ACTION ITEM>
Output all the data below verbatim.

INFORMATION>

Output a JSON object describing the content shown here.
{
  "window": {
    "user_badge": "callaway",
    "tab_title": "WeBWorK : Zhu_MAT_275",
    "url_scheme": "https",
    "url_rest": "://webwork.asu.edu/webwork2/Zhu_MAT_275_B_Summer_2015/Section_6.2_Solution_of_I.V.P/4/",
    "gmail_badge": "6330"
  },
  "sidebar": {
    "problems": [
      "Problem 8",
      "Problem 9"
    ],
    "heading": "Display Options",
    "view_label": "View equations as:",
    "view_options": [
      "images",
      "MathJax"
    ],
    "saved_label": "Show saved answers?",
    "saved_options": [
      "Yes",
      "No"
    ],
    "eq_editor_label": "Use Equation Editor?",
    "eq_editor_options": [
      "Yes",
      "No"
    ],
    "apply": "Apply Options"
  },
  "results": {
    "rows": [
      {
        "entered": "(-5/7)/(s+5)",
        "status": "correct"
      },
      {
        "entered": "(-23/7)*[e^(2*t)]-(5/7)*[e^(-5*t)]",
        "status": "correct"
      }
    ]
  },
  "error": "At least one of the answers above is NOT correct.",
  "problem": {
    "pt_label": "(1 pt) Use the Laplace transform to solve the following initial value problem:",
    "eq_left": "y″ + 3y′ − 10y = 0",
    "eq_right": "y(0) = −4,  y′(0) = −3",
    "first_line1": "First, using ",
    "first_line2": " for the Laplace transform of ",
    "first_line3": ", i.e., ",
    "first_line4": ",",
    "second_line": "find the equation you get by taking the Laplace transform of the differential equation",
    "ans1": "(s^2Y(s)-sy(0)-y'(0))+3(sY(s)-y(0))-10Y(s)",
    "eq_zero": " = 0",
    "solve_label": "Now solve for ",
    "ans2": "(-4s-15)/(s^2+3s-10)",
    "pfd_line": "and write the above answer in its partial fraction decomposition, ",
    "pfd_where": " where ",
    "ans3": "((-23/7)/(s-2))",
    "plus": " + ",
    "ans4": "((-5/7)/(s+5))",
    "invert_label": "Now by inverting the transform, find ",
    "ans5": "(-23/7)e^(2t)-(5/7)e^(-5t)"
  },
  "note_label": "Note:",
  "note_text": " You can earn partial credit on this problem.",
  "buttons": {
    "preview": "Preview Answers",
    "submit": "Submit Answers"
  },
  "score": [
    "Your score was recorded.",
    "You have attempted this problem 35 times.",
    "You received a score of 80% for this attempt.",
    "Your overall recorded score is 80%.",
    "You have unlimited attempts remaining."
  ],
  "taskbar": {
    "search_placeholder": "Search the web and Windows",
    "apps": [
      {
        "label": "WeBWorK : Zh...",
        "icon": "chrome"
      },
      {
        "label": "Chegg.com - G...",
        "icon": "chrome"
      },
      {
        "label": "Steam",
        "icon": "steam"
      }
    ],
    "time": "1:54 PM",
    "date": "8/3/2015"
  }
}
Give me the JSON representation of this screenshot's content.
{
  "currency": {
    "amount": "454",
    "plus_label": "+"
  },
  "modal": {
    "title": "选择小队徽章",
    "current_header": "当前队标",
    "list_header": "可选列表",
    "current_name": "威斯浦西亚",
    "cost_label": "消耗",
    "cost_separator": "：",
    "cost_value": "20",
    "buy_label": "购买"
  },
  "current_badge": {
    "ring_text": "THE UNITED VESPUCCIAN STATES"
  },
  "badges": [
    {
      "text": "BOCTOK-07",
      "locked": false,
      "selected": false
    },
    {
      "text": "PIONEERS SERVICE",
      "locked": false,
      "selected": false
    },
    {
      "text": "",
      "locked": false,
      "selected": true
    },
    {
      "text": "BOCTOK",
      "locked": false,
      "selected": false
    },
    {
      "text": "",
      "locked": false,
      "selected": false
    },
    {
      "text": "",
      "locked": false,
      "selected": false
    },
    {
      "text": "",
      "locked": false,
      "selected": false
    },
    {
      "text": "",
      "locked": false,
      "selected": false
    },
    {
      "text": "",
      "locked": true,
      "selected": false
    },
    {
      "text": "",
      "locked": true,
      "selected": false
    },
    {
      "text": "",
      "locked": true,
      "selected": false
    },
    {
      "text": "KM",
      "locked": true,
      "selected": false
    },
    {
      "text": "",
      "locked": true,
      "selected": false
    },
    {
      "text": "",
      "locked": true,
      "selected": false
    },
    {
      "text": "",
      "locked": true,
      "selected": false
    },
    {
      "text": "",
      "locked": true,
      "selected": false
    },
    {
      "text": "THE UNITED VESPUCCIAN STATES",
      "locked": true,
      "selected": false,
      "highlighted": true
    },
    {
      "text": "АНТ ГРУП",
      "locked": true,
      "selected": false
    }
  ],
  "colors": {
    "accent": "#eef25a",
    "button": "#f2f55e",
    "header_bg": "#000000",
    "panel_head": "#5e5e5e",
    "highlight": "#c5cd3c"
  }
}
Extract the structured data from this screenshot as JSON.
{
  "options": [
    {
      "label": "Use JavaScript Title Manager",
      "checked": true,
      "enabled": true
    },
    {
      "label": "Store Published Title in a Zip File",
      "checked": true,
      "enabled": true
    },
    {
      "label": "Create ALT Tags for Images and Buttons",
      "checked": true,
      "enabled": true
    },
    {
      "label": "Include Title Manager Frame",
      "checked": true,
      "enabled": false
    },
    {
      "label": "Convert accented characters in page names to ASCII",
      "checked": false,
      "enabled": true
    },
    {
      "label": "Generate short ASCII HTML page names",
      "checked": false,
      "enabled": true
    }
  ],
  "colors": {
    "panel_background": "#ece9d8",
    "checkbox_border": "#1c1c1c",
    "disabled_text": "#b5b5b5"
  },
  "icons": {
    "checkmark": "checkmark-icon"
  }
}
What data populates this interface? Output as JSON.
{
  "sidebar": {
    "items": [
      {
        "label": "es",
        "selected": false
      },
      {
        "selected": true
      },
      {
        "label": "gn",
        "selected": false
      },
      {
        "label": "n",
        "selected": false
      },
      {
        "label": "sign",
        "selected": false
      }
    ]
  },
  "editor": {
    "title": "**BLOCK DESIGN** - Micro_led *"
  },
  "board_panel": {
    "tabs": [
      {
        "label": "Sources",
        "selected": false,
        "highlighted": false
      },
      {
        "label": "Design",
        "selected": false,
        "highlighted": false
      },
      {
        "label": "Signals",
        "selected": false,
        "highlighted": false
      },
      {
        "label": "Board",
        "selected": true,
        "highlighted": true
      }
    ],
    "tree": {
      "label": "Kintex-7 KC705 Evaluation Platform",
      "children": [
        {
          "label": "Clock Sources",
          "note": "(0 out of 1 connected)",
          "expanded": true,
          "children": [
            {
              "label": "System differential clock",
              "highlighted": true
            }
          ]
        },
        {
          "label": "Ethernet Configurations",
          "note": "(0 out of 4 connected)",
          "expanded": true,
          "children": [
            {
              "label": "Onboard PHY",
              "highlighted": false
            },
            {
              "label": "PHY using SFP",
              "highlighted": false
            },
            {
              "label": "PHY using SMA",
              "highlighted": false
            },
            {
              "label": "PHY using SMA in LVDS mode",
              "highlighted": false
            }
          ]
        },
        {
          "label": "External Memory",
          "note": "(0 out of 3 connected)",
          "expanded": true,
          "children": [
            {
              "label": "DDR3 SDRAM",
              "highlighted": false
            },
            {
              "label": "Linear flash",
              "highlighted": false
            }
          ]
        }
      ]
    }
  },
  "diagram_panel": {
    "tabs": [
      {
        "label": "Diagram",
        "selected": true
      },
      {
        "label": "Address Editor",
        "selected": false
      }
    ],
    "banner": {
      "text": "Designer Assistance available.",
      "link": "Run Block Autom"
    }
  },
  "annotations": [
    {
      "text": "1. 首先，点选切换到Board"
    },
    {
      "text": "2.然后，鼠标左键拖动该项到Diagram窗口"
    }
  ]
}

RESPONSE TO THE TASK>
Output a JSON object describing the content shown here.
{
  "window": {
    "user_badge": "callaway",
    "tab_title": "WeBWorK : Zhu_MAT_275",
    "url_scheme": "https",
    "url_rest": "://webwork.asu.edu/webwork2/Zhu_MAT_275_B_Summer_2015/Section_6.2_Solution_of_I.V.P/4/",
    "gmail_badge": "6330"
  },
  "sidebar": {
    "problems": [
      "Problem 8",
      "Problem 9"
    ],
    "heading": "Display Options",
    "view_label": "View equations as:",
    "view_options": [
      "images",
      "MathJax"
    ],
    "saved_label": "Show saved answers?",
    "saved_options": [
      "Yes",
      "No"
    ],
    "eq_editor_label": "Use Equation Editor?",
    "eq_editor_options": [
      "Yes",
      "No"
    ],
    "apply": "Apply Options"
  },
  "results": {
    "rows": [
      {
        "entered": "(-5/7)/(s+5)",
        "status": "correct"
      },
      {
        "entered": "(-23/7)*[e^(2*t)]-(5/7)*[e^(-5*t)]",
        "status": "correct"
      }
    ]
  },
  "error": "At least one of the answers above is NOT correct.",
  "problem": {
    "pt_label": "(1 pt) Use the Laplace transform to solve the following initial value problem:",
    "eq_left": "y″ + 3y′ − 10y = 0",
    "eq_right": "y(0) = −4,  y′(0) = −3",
    "first_line1": "First, using ",
    "first_line2": " for the Laplace transform of ",
    "first_line3": ", i.e., ",
    "first_line4": ",",
    "second_line": "find the equation you get by taking the Laplace transform of the differential equation",
    "ans1": "(s^2Y(s)-sy(0)-y'(0))+3(sY(s)-y(0))-10Y(s)",
    "eq_zero": " = 0",
    "solve_label": "Now solve for ",
    "ans2": "(-4s-15)/(s^2+3s-10)",
    "pfd_line": "and write the above answer in its partial fraction decomposition, ",
    "pfd_where": " where ",
    "ans3": "((-23/7)/(s-2))",
    "plus": " + ",
    "ans4": "((-5/7)/(s+5))",
    "invert_label": "Now by inverting the transform, find ",
    "ans5": "(-23/7)e^(2t)-(5/7)e^(-5t)"
  },
  "note_label": "Note:",
  "note_text": " You can earn partial credit on this problem.",
  "buttons": {
    "preview": "Preview Answers",
    "submit": "Submit Answers"
  },
  "score": [
    "Your score was recorded.",
    "You have attempted this problem 35 times.",
    "You received a score of 80% for this attempt.",
    "Your overall recorded score is 80%.",
    "You have unlimited attempts remaining."
  ],
  "taskbar": {
    "search_placeholder": "Search the web and Windows",
    "apps": [
      {
        "label": "WeBWorK : Zh...",
        "icon": "chrome"
      },
      {
        "label": "Chegg.com - G...",
        "icon": "chrome"
      },
      {
        "label": "Steam",
        "icon": "steam"
      }
    ],
    "time": "1:54 PM",
    "date": "8/3/2015"
  }
}
Give me the JSON representation of this screenshot's content.
{
  "currency": {
    "amount": "454",
    "plus_label": "+"
  },
  "modal": {
    "title": "选择小队徽章",
    "current_header": "当前队标",
    "list_header": "可选列表",
    "current_name": "威斯浦西亚",
    "cost_label": "消耗",
    "cost_separator": "：",
    "cost_value": "20",
    "buy_label": "购买"
  },
  "current_badge": {
    "ring_text": "THE UNITED VESPUCCIAN STATES"
  },
  "badges": [
    {
      "text": "BOCTOK-07",
      "locked": false,
      "selected": false
    },
    {
      "text": "PIONEERS SERVICE",
      "locked": false,
      "selected": false
    },
    {
      "text": "",
      "locked": false,
      "selected": true
    },
    {
      "text": "BOCTOK",
      "locked": false,
      "selected": false
    },
    {
      "text": "",
      "locked": false,
      "selected": false
    },
    {
      "text": "",
      "locked": false,
      "selected": false
    },
    {
      "text": "",
      "locked": false,
      "selected": false
    },
    {
      "text": "",
      "locked": false,
      "selected": false
    },
    {
      "text": "",
      "locked": true,
      "selected": false
    },
    {
      "text": "",
      "locked": true,
      "selected": false
    },
    {
      "text": "",
      "locked": true,
      "selected": false
    },
    {
      "text": "KM",
      "locked": true,
      "selected": false
    },
    {
      "text": "",
      "locked": true,
      "selected": false
    },
    {
      "text": "",
      "locked": true,
      "selected": false
    },
    {
      "text": "",
      "locked": true,
      "selected": false
    },
    {
      "text": "",
      "locked": true,
      "selected": false
    },
    {
      "text": "THE UNITED VESPUCCIAN STATES",
      "locked": true,
      "selected": false,
      "highlighted": true
    },
    {
      "text": "АНТ ГРУП",
      "locked": true,
      "selected": false
    }
  ],
  "colors": {
    "accent": "#eef25a",
    "button": "#f2f55e",
    "header_bg": "#000000",
    "panel_head": "#5e5e5e",
    "highlight": "#c5cd3c"
  }
}
Extract the structured data from this screenshot as JSON.
{
  "options": [
    {
      "label": "Use JavaScript Title Manager",
      "checked": true,
      "enabled": true
    },
    {
      "label": "Store Published Title in a Zip File",
      "checked": true,
      "enabled": true
    },
    {
      "label": "Create ALT Tags for Images and Buttons",
      "checked": true,
      "enabled": true
    },
    {
      "label": "Include Title Manager Frame",
      "checked": true,
      "enabled": false
    },
    {
      "label": "Convert accented characters in page names to ASCII",
      "checked": false,
      "enabled": true
    },
    {
      "label": "Generate short ASCII HTML page names",
      "checked": false,
      "enabled": true
    }
  ],
  "colors": {
    "panel_background": "#ece9d8",
    "checkbox_border": "#1c1c1c",
    "disabled_text": "#b5b5b5"
  },
  "icons": {
    "checkmark": "checkmark-icon"
  }
}
What data populates this interface? Output as JSON.
{
  "sidebar": {
    "items": [
      {
        "label": "es",
        "selected": false
      },
      {
        "selected": true
      },
      {
        "label": "gn",
        "selected": false
      },
      {
        "label": "n",
        "selected": false
      },
      {
        "label": "sign",
        "selected": false
      }
    ]
  },
  "editor": {
    "title": "**BLOCK DESIGN** - Micro_led *"
  },
  "board_panel": {
    "tabs": [
      {
        "label": "Sources",
        "selected": false,
        "highlighted": false
      },
      {
        "label": "Design",
        "selected": false,
        "highlighted": false
      },
      {
        "label": "Signals",
        "selected": false,
        "highlighted": false
      },
      {
        "label": "Board",
        "selected": true,
        "highlighted": true
      }
    ],
    "tree": {
      "label": "Kintex-7 KC705 Evaluation Platform",
      "children": [
        {
          "label": "Clock Sources",
          "note": "(0 out of 1 connected)",
          "expanded": true,
          "children": [
            {
              "label": "System differential clock",
              "highlighted": true
            }
          ]
        },
        {
          "label": "Ethernet Configurations",
          "note": "(0 out of 4 connected)",
          "expanded": true,
          "children": [
            {
              "label": "Onboard PHY",
              "highlighted": false
            },
            {
              "label": "PHY using SFP",
              "highlighted": false
            },
            {
              "label": "PHY using SMA",
              "highlighted": false
            },
            {
              "label": "PHY using SMA in LVDS mode",
              "highlighted": false
            }
          ]
        },
        {
          "label": "External Memory",
          "note": "(0 out of 3 connected)",
          "expanded": true,
          "children": [
            {
              "label": "DDR3 SDRAM",
              "highlighted": false
            },
            {
              "label": "Linear flash",
              "highlighted": false
            }
          ]
        }
      ]
    }
  },
  "diagram_panel": {
    "tabs": [
      {
        "label": "Diagram",
        "selected": true
      },
      {
        "label": "Address Editor",
        "selected": false
      }
    ],
    "banner": {
      "text": "Designer Assistance available.",
      "link": "Run Block Autom"
    }
  },
  "annotations": [
    {
      "text": "1. 首先，点选切换到Board"
    },
    {
      "text": "2.然后，鼠标左键拖动该项到Diagram窗口"
    }
  ]
}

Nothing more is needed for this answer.